Why We Care About Female Chefs

In our continuing series with the New York Times, we look at women in the kitchen.

Colleen DeBaise By Colleen DeBaise

gods-food-cover-1113

The Gods of Food, published by Time in November 2013, omitted female chefs.

Editor’s Note: Check out part 1 on Jody Adams and part 2 on Ana Sortun of our 2-part series on entrepreneurial women in the restaurant industry.

Last fall, when Time magazine published an article about the “Gods of Food” that omitted female chefs, a media backlash ensued.

“Why do female chefs rarely win the adulation and recognition of male chefs?” asked the New York Times in a discussion here. “This is pathetic,” tweeted food writer Ruth Reichl, according to this Daily News article. “Time should be ashamed.” And Eater, the popular food blog, pressed Time’s then-editor Howard Chua-Eoan about why women weren’t included. (“We wanted to go with reputation and influence” rather than quotas, Chua-Eoan explained, in remarks that some construed as sexist.)
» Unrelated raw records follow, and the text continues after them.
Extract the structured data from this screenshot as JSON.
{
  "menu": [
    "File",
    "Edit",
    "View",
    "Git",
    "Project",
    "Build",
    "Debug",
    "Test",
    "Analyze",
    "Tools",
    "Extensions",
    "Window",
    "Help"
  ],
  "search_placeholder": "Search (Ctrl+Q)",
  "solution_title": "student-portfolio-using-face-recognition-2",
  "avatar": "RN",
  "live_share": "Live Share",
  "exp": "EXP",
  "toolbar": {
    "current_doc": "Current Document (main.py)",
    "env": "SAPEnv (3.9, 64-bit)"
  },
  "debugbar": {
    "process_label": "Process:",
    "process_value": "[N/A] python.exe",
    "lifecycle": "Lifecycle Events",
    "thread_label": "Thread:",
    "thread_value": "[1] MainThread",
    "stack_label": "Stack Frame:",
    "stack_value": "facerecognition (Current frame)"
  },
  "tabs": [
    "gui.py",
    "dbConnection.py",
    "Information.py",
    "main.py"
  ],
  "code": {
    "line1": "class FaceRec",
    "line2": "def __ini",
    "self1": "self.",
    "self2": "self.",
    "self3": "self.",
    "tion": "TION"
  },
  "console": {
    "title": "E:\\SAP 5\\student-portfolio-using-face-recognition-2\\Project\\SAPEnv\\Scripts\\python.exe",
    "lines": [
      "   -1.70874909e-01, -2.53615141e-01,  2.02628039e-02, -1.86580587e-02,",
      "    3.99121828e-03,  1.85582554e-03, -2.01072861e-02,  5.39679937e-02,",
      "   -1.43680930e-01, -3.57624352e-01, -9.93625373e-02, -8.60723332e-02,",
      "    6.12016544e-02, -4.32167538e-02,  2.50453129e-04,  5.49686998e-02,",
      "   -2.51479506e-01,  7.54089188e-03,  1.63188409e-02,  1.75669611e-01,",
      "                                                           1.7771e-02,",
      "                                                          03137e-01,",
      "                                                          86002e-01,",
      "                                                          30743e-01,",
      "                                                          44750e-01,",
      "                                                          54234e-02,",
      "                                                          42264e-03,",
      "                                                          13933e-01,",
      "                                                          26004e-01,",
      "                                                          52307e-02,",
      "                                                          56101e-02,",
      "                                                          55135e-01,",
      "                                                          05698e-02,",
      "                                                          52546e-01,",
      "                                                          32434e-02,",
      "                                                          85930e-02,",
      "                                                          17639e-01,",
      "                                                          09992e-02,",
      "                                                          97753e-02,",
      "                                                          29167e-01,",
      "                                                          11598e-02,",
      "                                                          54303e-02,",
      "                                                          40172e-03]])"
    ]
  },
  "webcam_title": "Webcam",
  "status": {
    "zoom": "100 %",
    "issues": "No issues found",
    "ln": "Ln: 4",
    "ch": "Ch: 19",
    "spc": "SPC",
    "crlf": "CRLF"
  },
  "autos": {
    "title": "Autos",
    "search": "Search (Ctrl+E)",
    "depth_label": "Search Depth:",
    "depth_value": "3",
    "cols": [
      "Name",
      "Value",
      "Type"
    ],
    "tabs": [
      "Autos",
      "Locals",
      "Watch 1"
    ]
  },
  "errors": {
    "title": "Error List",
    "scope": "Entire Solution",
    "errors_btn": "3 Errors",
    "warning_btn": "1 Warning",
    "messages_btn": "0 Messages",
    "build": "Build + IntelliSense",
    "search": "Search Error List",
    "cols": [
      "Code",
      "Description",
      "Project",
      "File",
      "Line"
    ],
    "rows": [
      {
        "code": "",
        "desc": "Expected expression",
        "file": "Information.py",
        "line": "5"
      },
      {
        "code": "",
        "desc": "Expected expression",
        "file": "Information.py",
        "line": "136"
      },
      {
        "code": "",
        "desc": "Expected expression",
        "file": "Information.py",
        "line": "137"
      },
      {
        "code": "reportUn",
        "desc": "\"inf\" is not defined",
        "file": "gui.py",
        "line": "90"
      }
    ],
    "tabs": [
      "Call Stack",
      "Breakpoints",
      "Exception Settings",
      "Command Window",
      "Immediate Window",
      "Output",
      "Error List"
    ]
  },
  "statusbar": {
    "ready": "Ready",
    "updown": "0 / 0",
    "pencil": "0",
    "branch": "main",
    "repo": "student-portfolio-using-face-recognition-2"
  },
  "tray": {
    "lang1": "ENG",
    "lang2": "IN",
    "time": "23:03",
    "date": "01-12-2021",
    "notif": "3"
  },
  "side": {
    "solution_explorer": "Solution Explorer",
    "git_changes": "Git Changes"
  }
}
At The Story Exchange, one of our missions is to provide media exposure to female entrepreneurs who often go overlooked — despite being innovative, talented, hard-working job creators. So with the controversy over female chefs still unfolding, we decided to take action: Let’s take a look at successful women in the restaurant industry — and give them the media attention they deserve. (See our latest installment in today’s New York Times.)

We headed to Cambridge, Mass., the longtime home of Julia Child, one of the food industry’s most celebrated icons. Child, no surprise to us, effectively ushered in a wave of female chefs, across the nation but in Boston in particular. As we often say, “You can’t be what you can’t see.” Back in the ’70s and ’80s, up-and-coming female chefs like Barbara Lynch, who grew up in a housing project in South Boston, saw Child breaking barriers, and thought – “I can do that, too.” (Incidentally, Lynch, who won this year’s James Beard award and owns a Boston hospitality group with 260 employees and annual revenue of $20 million, was left off Time’s list….apparently not influential enough.) Lynch, following in Child’s footsteps, is now a mentor to the next generation of chefs, including Top Chef winner Kristen Kish.

Chef Jody Adams of Boston had help from Julia Child.

We zeroed in on two Cambridge chefs in particular: Jody Adams and Ana Sortun.  Adams, 57, got her start in Boston thanks to help from a number of women, including Child and Lydia Shire, who opened Seasons in the Bostonian Hotel. Adams, who owns Rialto and Trade, recounted situations where she faced sexual harassment in kitchens. Today, she’s fostering female talent in her restaurants and the greater Boston area. “It’s up to us to support other women,” Adams says. One of her mentees is Sortun, 46, who’s opened Oleana, Sofra and Sarma in the Cambridge area. For her part, Sortun doesn’t talk about sexism in the industry. “I know that it exists, and I know that it’s out there — but it doesn’t have anything to do with my work,” Sortun says. “The generation after me will be even more different.”

We hope young women who are rising up the ranks in top kitchens won’t have to struggle to get media attention. But for now, we’re doing our part to shine a spotlight on prominent female restaurateurs whose reputations and influence speak for themselves.

See our interview with Jody Adams in the New York Times or on our site here. And check out our discussion with Ana Sortun in today’s New York Times, or watch in the player below.

Posted: June 18, 2014

Colleen DeBaiseWhy We Care About Female Chefs
  • Aw, this was an incredibly nice post. Taking the
    time and actual effort to generate a great article… but what can I say… I hesitate a lot and never manage to get nearly anything done.